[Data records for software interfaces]
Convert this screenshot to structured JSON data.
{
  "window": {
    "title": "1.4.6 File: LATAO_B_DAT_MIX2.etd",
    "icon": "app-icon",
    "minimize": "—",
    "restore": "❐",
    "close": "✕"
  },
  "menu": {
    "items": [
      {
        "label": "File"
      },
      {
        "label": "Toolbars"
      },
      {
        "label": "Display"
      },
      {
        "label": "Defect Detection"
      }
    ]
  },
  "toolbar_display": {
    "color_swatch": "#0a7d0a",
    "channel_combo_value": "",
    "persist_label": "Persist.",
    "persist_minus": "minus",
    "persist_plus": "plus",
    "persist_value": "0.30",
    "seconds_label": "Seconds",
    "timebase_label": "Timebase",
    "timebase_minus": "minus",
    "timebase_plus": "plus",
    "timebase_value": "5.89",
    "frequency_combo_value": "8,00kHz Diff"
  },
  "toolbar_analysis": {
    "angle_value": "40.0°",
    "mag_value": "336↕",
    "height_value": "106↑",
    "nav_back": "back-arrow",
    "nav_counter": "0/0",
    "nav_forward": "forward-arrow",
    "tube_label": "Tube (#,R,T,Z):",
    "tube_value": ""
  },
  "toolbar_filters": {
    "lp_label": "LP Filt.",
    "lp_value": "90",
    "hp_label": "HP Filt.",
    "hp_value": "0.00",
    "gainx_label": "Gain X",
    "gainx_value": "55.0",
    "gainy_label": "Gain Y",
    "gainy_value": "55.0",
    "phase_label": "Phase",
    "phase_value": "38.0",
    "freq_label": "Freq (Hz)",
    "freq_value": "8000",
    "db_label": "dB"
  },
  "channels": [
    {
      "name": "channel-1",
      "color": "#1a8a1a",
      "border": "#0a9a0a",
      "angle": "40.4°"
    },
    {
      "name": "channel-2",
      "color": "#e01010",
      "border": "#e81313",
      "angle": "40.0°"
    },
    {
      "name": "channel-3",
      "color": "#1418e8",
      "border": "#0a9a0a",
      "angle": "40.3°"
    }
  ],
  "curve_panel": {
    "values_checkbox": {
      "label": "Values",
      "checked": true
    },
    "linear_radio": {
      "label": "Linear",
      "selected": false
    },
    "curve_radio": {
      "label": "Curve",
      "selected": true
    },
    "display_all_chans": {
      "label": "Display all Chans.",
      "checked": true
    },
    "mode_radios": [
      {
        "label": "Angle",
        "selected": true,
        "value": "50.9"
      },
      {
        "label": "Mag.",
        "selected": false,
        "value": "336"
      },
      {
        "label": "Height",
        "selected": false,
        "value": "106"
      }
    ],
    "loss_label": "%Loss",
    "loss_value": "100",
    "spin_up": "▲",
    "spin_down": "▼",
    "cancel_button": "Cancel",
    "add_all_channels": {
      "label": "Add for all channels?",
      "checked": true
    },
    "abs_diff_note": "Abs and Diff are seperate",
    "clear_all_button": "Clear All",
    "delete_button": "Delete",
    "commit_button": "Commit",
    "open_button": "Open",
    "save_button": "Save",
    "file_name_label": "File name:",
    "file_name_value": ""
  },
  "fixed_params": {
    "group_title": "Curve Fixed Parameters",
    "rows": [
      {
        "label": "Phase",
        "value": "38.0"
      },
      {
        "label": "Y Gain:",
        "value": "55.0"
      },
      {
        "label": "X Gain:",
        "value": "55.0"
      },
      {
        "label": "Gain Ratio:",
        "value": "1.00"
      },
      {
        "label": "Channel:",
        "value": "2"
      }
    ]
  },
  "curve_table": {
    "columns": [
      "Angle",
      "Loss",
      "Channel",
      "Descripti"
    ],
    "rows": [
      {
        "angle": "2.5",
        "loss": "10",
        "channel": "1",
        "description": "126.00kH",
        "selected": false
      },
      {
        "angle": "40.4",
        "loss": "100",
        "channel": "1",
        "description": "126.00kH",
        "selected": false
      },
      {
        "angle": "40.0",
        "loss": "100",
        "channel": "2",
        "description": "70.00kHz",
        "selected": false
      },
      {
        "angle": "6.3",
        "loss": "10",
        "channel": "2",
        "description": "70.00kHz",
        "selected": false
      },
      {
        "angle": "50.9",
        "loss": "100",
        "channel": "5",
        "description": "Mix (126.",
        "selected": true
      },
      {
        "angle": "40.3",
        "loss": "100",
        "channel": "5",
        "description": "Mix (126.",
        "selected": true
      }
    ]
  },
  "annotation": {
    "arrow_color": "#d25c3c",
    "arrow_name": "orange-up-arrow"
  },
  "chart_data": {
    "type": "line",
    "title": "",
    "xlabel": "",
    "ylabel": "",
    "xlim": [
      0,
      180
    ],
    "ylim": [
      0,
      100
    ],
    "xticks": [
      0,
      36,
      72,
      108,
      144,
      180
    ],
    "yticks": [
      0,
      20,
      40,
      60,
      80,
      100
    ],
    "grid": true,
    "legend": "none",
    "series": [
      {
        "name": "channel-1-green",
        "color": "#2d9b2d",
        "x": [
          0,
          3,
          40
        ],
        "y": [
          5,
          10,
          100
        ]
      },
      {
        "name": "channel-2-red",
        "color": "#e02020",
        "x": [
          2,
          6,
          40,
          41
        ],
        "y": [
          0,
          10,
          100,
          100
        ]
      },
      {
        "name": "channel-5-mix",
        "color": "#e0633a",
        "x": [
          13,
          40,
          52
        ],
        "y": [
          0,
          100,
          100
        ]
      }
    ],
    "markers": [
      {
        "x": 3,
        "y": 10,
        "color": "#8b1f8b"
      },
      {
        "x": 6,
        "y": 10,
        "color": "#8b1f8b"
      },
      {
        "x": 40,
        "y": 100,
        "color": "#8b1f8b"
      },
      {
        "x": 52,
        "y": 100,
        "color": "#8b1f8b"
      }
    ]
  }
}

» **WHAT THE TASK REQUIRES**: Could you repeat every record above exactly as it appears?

» **SOLUTION FOR THIS TASK**:
Convert this screenshot to structured JSON data.
{
  "window": {
    "title": "1.4.6 File: LATAO_B_DAT_MIX2.etd",
    "icon": "app-icon",
    "minimize": "—",
    "restore": "❐",
    "close": "✕"
  },
  "menu": {
    "items": [
      {
        "label": "File"
      },
      {
        "label": "Toolbars"
      },
      {
        "label": "Display"
      },
      {
        "label": "Defect Detection"
      }
    ]
  },
  "toolbar_display": {
    "color_swatch": "#0a7d0a",
    "channel_combo_value": "",
    "persist_label": "Persist.",
    "persist_minus": "minus",
    "persist_plus": "plus",
    "persist_value": "0.30",
    "seconds_label": "Seconds",
    "timebase_label": "Timebase",
    "timebase_minus": "minus",
    "timebase_plus": "plus",
    "timebase_value": "5.89",
    "frequency_combo_value": "8,00kHz Diff"
  },
  "toolbar_analysis": {
    "angle_value": "40.0°",
    "mag_value": "336↕",
    "height_value": "106↑",
    "nav_back": "back-arrow",
    "nav_counter": "0/0",
    "nav_forward": "forward-arrow",
    "tube_label": "Tube (#,R,T,Z):",
    "tube_value": ""
  },
  "toolbar_filters": {
    "lp_label": "LP Filt.",
    "lp_value": "90",
    "hp_label": "HP Filt.",
    "hp_value": "0.00",
    "gainx_label": "Gain X",
    "gainx_value": "55.0",
    "gainy_label": "Gain Y",
    "gainy_value": "55.0",
    "phase_label": "Phase",
    "phase_value": "38.0",
    "freq_label": "Freq (Hz)",
    "freq_value": "8000",
    "db_label": "dB"
  },
  "channels": [
    {
      "name": "channel-1",
      "color": "#1a8a1a",
      "border": "#0a9a0a",
      "angle": "40.4°"
    },
    {
      "name": "channel-2",
      "color": "#e01010",
      "border": "#e81313",
      "angle": "40.0°"
    },
    {
      "name": "channel-3",
      "color": "#1418e8",
      "border": "#0a9a0a",
      "angle": "40.3°"
    }
  ],
  "curve_panel": {
    "values_checkbox": {
      "label": "Values",
      "checked": true
    },
    "linear_radio": {
      "label": "Linear",
      "selected": false
    },
    "curve_radio": {
      "label": "Curve",
      "selected": true
    },
    "display_all_chans": {
      "label": "Display all Chans.",
      "checked": true
    },
    "mode_radios": [
      {
        "label": "Angle",
        "selected": true,
        "value": "50.9"
      },
      {
        "label": "Mag.",
        "selected": false,
        "value": "336"
      },
      {
        "label": "Height",
        "selected": false,
        "value": "106"
      }
    ],
    "loss_label": "%Loss",
    "loss_value": "100",
    "spin_up": "▲",
    "spin_down": "▼",
    "cancel_button": "Cancel",
    "add_all_channels": {
      "label": "Add for all channels?",
      "checked": true
    },
    "abs_diff_note": "Abs and Diff are seperate",
    "clear_all_button": "Clear All",
    "delete_button": "Delete",
    "commit_button": "Commit",
    "open_button": "Open",
    "save_button": "Save",
    "file_name_label": "File name:",
    "file_name_value": ""
  },
  "fixed_params": {
    "group_title": "Curve Fixed Parameters",
    "rows": [
      {
        "label": "Phase",
        "value": "38.0"
      },
      {
        "label": "Y Gain:",
        "value": "55.0"
      },
      {
        "label": "X Gain:",
        "value": "55.0"
      },
      {
        "label": "Gain Ratio:",
        "value": "1.00"
      },
      {
        "label": "Channel:",
        "value": "2"
      }
    ]
  },
  "curve_table": {
    "columns": [
      "Angle",
      "Loss",
      "Channel",
      "Descripti"
    ],
    "rows": [
      {
        "angle": "2.5",
        "loss": "10",
        "channel": "1",
        "description": "126.00kH",
        "selected": false
      },
      {
        "angle": "40.4",
        "loss": "100",
        "channel": "1",
        "description": "126.00kH",
        "selected": false
      },
      {
        "angle": "40.0",
        "loss": "100",
        "channel": "2",
        "description": "70.00kHz",
        "selected": false
      },
      {
        "angle": "6.3",
        "loss": "10",
        "channel": "2",
        "description": "70.00kHz",
        "selected": false
      },
      {
        "angle": "50.9",
        "loss": "100",
        "channel": "5",
        "description": "Mix (126.",
        "selected": true
      },
      {
        "angle": "40.3",
        "loss": "100",
        "channel": "5",
        "description": "Mix (126.",
        "selected": true
      }
    ]
  },
  "annotation": {
    "arrow_color": "#d25c3c",
    "arrow_name": "orange-up-arrow"
  },
  "chart_data": {
    "type": "line",
    "title": "",
    "xlabel": "",
    "ylabel": "",
    "xlim": [
      0,
      180
    ],
    "ylim": [
      0,
      100
    ],
    "xticks": [
      0,
      36,
      72,
      108,
      144,
      180
    ],
    "yticks": [
      0,
      20,
      40,
      60,
      80,
      100
    ],
    "grid": true,
    "legend": "none",
    "series": [
      {
        "name": "channel-1-green",
        "color": "#2d9b2d",
        "x": [
          0,
          3,
          40
        ],
        "y": [
          5,
          10,
          100
        ]
      },
      {
        "name": "channel-2-red",
        "color": "#e02020",
        "x": [
          2,
          6,
          40,
          41
        ],
        "y": [
          0,
          10,
          100,
          100
        ]
      },
      {
        "name": "channel-5-mix",
        "color": "#e0633a",
        "x": [
          13,
          40,
          52
        ],
        "y": [
          0,
          100,
          100
        ]
      }
    ],
    "markers": [
      {
        "x": 3,
        "y": 10,
        "color": "#8b1f8b"
      },
      {
        "x": 6,
        "y": 10,
        "color": "#8b1f8b"
      },
      {
        "x": 40,
        "y": 100,
        "color": "#8b1f8b"
      },
      {
        "x": 52,
        "y": 100,
        "color": "#8b1f8b"
      }
    ]
  }
}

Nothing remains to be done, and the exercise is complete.